Exercise =
How many lines in the records below hold the word "true"? Answer with the number alone.
══ Record set
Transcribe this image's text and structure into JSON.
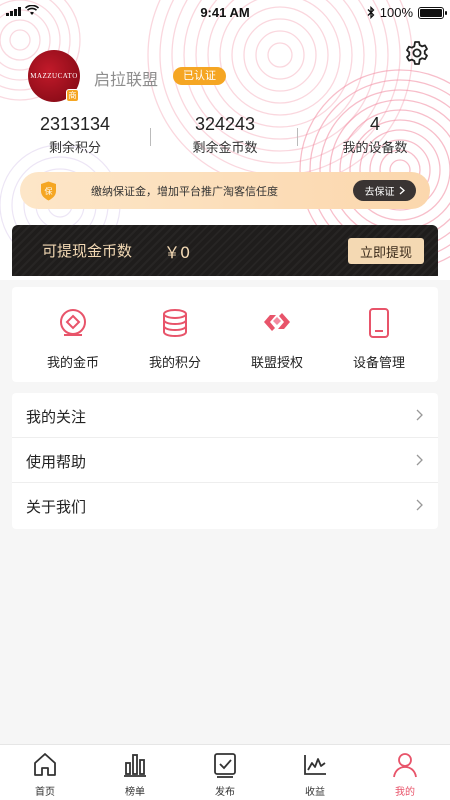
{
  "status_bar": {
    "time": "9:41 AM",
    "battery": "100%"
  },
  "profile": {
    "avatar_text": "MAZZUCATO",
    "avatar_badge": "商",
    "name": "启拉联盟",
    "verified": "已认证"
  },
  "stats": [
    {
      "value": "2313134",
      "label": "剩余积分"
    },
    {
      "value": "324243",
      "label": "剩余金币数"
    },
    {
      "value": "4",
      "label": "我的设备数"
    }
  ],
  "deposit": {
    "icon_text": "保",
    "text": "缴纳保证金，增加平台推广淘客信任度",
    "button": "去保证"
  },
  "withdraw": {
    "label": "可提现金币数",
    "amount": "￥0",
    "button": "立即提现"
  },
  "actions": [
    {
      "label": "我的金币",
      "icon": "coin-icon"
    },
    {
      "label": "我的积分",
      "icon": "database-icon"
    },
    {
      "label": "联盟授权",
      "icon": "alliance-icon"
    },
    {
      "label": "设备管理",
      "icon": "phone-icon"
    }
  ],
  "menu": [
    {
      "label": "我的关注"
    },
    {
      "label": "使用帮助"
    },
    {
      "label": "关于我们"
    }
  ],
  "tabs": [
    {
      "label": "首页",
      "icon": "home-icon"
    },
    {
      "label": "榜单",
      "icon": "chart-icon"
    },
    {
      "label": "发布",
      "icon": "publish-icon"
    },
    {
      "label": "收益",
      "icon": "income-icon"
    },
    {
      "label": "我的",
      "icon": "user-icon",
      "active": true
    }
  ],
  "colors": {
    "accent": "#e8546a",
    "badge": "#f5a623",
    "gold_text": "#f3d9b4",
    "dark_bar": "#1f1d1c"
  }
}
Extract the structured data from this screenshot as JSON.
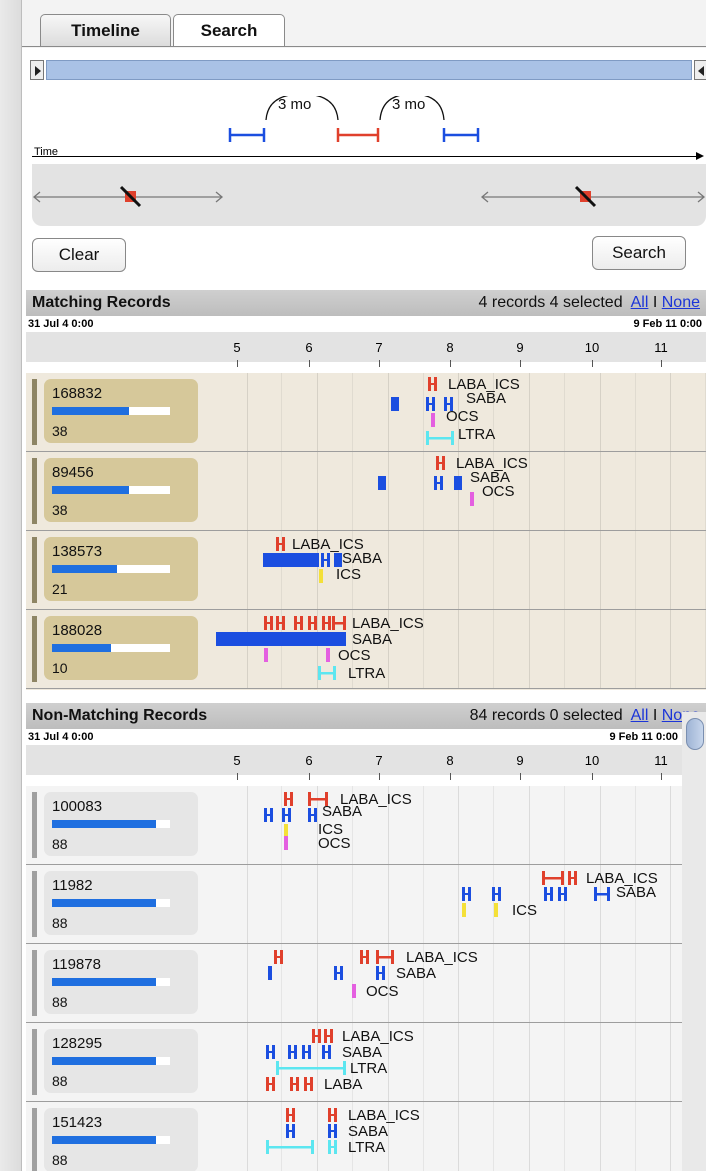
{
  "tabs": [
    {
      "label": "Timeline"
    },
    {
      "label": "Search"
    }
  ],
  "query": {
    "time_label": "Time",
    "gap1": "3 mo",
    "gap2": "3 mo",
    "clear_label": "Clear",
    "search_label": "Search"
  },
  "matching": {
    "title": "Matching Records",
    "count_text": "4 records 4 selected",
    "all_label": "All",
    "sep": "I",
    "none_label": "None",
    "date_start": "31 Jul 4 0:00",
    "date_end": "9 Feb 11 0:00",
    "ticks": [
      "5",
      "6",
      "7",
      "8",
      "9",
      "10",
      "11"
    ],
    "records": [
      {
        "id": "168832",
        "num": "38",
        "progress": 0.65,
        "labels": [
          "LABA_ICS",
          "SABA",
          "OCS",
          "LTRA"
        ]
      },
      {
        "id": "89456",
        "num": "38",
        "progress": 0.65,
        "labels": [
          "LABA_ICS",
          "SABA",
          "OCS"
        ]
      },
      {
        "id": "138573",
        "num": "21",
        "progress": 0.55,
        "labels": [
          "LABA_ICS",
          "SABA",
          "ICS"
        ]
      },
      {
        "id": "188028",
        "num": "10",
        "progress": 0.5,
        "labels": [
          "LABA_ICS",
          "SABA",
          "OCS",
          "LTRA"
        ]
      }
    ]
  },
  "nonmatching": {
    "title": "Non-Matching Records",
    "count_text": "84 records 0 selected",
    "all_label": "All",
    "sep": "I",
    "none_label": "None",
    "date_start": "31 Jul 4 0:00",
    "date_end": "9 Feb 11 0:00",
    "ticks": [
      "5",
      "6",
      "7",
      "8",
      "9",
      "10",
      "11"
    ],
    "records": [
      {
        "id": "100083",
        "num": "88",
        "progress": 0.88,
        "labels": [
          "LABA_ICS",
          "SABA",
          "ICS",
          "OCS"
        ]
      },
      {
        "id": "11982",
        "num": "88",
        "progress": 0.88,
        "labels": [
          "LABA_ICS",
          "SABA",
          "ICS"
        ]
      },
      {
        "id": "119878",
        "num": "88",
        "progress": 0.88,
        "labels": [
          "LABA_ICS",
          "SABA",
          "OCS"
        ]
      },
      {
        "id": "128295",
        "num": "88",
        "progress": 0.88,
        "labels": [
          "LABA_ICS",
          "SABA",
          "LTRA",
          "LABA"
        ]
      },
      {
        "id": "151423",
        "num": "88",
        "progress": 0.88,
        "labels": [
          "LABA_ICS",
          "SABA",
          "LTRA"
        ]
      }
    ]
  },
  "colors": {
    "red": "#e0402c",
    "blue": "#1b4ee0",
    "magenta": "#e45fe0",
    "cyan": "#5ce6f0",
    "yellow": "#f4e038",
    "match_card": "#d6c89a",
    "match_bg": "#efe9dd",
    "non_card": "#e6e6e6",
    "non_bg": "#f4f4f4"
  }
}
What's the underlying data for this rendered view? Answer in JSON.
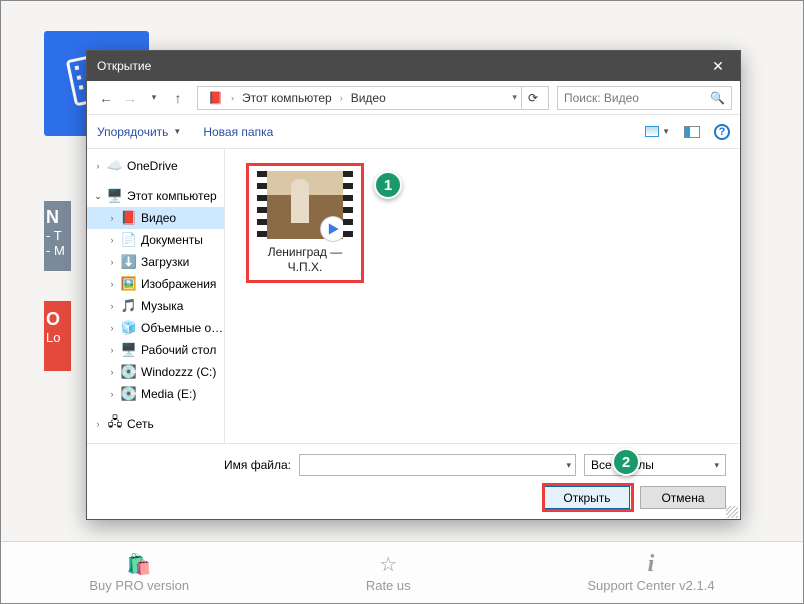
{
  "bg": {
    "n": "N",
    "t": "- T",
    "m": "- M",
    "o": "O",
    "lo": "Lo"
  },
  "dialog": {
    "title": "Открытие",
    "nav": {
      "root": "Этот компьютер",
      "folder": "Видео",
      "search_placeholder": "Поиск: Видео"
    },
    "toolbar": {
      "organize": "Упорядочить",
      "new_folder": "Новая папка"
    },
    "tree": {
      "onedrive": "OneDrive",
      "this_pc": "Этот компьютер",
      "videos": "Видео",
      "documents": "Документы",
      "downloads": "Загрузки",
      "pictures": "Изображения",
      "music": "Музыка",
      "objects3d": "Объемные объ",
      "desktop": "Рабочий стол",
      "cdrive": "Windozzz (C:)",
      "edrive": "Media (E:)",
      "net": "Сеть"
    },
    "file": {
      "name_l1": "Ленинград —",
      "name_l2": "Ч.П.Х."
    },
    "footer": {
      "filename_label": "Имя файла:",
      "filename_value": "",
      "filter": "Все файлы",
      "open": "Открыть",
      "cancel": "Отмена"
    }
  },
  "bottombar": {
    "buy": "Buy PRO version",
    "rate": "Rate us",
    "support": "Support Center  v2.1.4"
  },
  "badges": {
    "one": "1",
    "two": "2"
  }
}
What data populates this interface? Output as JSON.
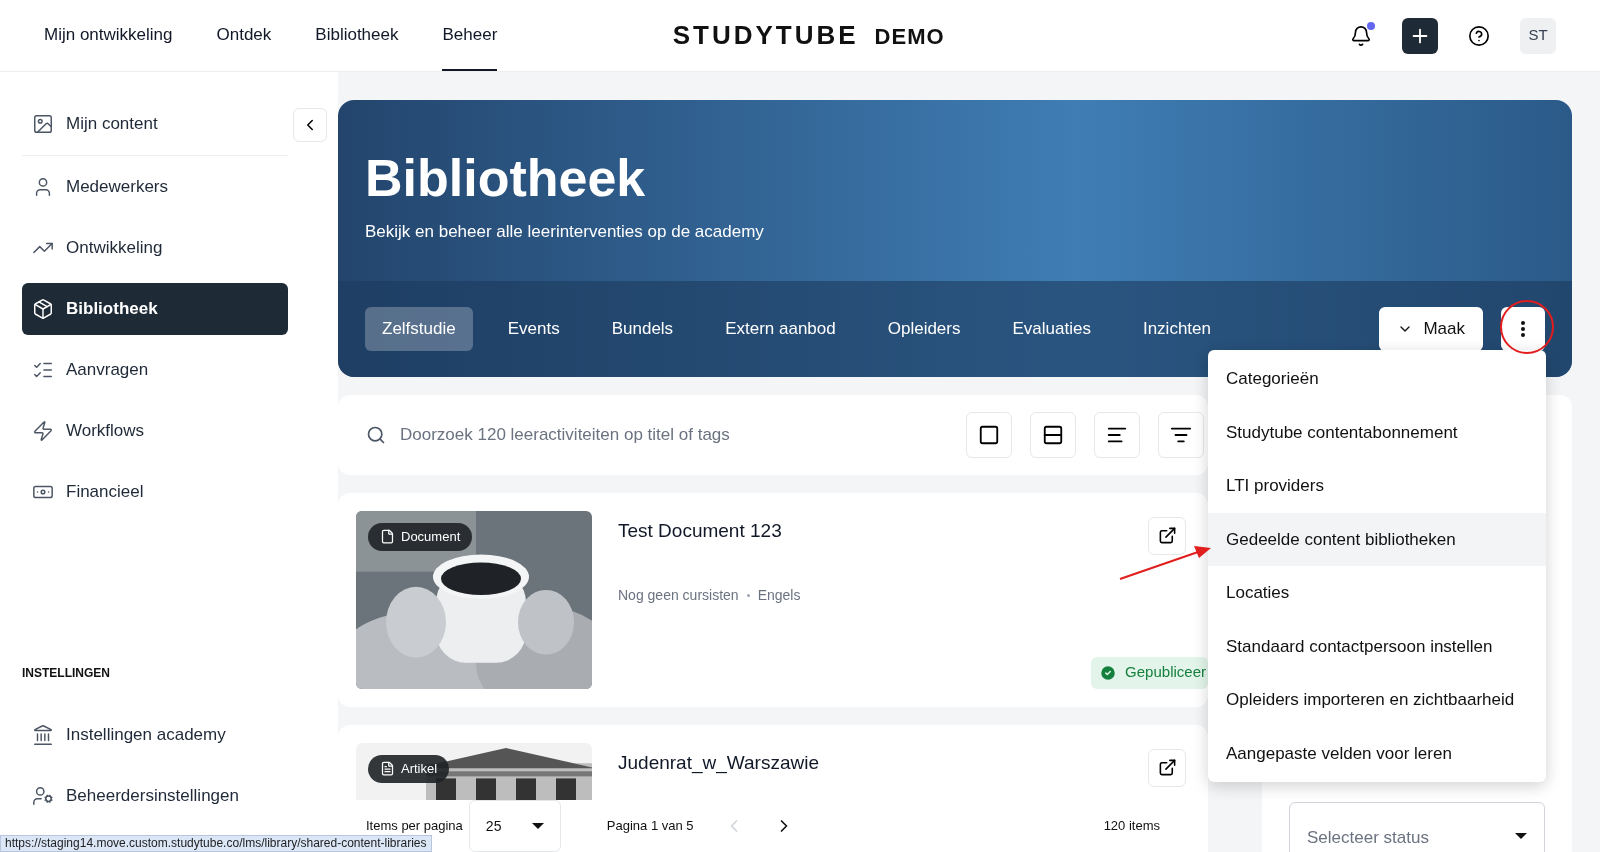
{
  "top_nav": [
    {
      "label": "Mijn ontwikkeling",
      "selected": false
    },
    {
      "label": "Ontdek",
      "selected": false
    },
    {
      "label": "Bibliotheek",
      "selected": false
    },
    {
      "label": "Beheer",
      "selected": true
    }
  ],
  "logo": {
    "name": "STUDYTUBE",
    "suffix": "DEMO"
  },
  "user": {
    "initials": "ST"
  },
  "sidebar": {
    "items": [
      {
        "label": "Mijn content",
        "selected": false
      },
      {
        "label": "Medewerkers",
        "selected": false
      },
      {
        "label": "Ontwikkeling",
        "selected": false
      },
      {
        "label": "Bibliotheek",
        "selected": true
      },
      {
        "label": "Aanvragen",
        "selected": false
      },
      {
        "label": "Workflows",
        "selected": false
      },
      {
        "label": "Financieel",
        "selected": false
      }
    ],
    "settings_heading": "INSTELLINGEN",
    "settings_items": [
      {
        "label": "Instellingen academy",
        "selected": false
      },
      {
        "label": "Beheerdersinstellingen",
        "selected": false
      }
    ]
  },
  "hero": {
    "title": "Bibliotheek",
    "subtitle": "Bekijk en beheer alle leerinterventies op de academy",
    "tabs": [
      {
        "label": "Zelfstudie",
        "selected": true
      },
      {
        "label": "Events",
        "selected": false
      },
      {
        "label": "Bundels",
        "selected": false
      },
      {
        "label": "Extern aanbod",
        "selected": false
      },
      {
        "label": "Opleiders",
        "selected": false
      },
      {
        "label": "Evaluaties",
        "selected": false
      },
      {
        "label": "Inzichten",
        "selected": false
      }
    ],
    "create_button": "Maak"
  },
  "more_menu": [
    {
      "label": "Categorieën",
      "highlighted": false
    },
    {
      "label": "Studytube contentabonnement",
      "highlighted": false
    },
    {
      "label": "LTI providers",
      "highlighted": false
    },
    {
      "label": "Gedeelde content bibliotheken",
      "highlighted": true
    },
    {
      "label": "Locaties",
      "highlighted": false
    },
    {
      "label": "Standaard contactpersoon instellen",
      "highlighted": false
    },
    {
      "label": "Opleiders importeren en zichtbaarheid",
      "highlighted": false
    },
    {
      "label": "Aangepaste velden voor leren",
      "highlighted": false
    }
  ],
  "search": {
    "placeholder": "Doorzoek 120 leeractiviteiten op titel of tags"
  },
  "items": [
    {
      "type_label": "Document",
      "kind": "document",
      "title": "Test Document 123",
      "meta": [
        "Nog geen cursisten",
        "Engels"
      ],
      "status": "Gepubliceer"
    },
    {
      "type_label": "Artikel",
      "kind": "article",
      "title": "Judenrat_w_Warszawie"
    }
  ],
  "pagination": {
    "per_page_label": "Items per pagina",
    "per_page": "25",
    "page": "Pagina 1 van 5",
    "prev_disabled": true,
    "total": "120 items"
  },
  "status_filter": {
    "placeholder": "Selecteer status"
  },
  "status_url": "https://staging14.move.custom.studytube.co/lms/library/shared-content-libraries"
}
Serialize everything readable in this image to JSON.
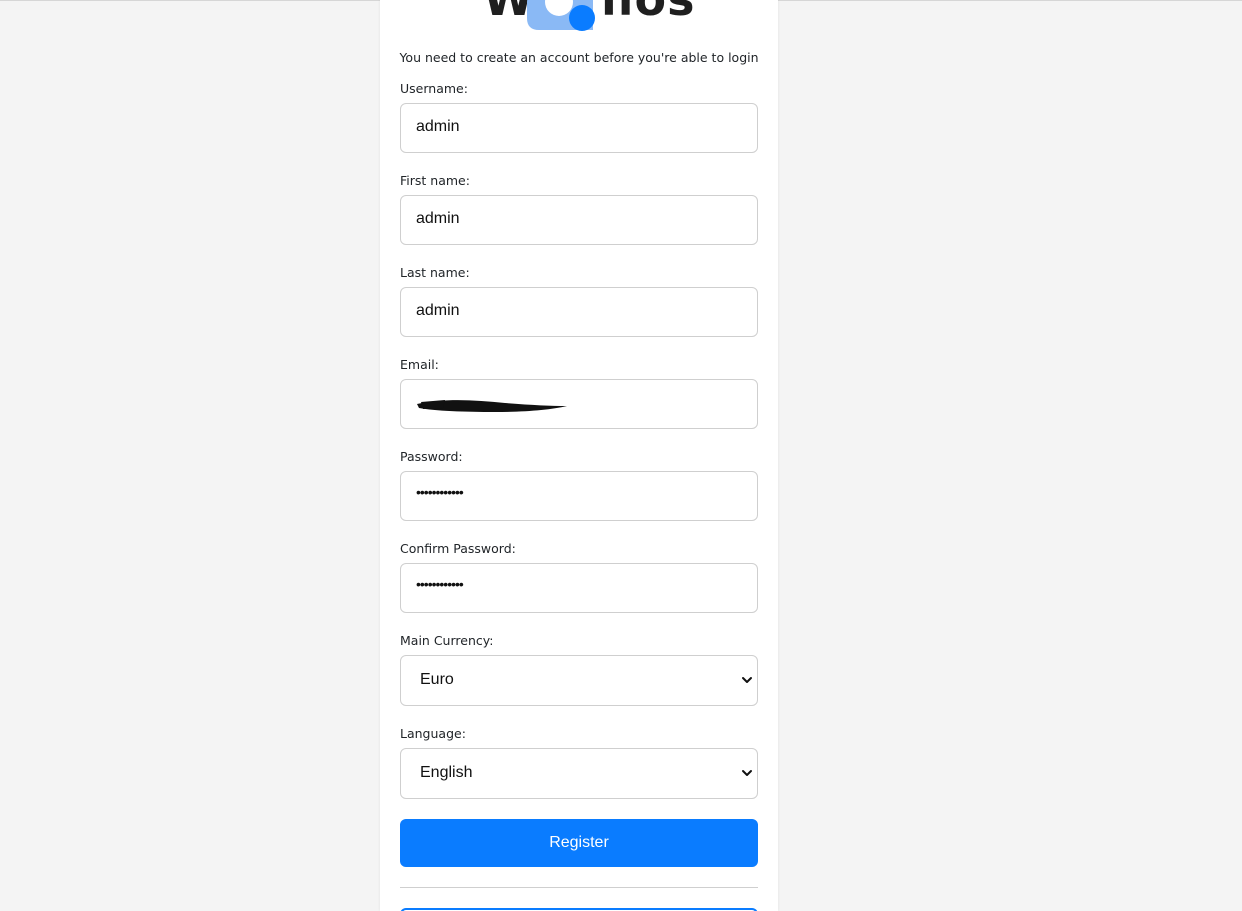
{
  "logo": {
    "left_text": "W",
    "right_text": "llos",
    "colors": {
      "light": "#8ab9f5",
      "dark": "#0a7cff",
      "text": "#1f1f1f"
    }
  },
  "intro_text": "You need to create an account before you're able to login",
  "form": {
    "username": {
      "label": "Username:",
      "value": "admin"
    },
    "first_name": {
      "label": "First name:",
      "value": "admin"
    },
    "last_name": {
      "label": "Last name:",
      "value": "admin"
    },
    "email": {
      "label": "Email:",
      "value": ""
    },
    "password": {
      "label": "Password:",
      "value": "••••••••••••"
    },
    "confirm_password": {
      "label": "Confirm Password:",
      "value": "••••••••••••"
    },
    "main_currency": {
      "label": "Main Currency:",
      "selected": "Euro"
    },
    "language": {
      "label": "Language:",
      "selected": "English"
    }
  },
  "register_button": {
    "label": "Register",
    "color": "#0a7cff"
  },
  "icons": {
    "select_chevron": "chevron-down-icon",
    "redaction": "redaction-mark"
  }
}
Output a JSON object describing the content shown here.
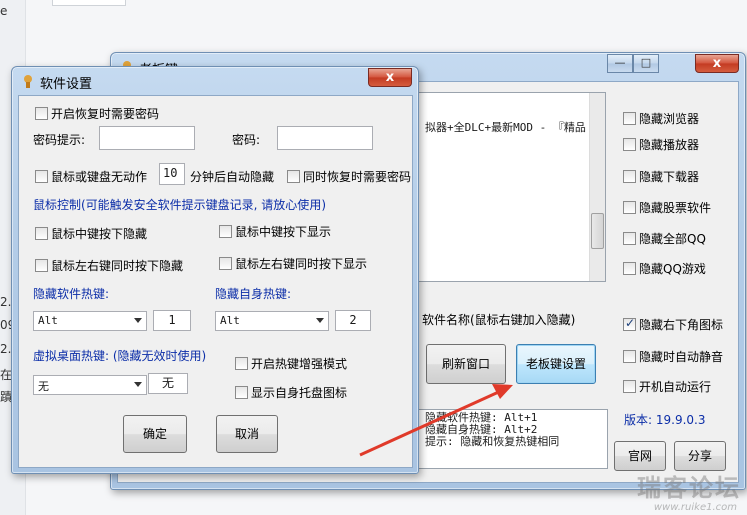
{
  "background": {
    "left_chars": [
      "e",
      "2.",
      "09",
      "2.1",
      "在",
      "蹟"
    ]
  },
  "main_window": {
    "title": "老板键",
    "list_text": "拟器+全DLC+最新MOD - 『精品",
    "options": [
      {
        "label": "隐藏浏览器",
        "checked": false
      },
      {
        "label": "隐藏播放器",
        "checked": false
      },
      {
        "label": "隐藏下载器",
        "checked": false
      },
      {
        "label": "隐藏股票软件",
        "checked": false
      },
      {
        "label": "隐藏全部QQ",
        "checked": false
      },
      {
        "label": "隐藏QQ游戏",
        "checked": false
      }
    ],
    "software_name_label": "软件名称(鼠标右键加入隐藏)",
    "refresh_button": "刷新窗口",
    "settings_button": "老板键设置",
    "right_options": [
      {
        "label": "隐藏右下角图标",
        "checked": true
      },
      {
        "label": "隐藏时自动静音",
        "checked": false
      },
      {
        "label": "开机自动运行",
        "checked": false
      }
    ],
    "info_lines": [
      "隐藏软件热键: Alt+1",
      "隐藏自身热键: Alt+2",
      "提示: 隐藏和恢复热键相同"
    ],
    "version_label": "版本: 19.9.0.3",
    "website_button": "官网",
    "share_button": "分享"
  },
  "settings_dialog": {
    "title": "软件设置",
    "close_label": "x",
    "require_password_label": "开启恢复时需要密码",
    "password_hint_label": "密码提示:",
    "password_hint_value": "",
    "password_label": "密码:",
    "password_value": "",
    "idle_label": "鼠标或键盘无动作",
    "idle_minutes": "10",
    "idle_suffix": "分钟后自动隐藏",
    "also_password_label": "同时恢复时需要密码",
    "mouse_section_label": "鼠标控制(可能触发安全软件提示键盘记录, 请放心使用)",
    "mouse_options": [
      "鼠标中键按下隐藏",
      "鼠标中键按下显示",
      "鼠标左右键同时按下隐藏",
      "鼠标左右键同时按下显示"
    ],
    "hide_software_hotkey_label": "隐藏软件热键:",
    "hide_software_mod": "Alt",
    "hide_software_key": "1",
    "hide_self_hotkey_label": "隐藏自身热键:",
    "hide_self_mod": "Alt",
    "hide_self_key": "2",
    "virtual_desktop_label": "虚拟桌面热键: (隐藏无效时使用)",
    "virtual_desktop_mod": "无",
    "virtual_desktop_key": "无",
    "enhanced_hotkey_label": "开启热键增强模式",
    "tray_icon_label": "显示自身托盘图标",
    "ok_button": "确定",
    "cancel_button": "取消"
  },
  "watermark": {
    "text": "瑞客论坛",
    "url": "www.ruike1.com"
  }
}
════
Task output =
7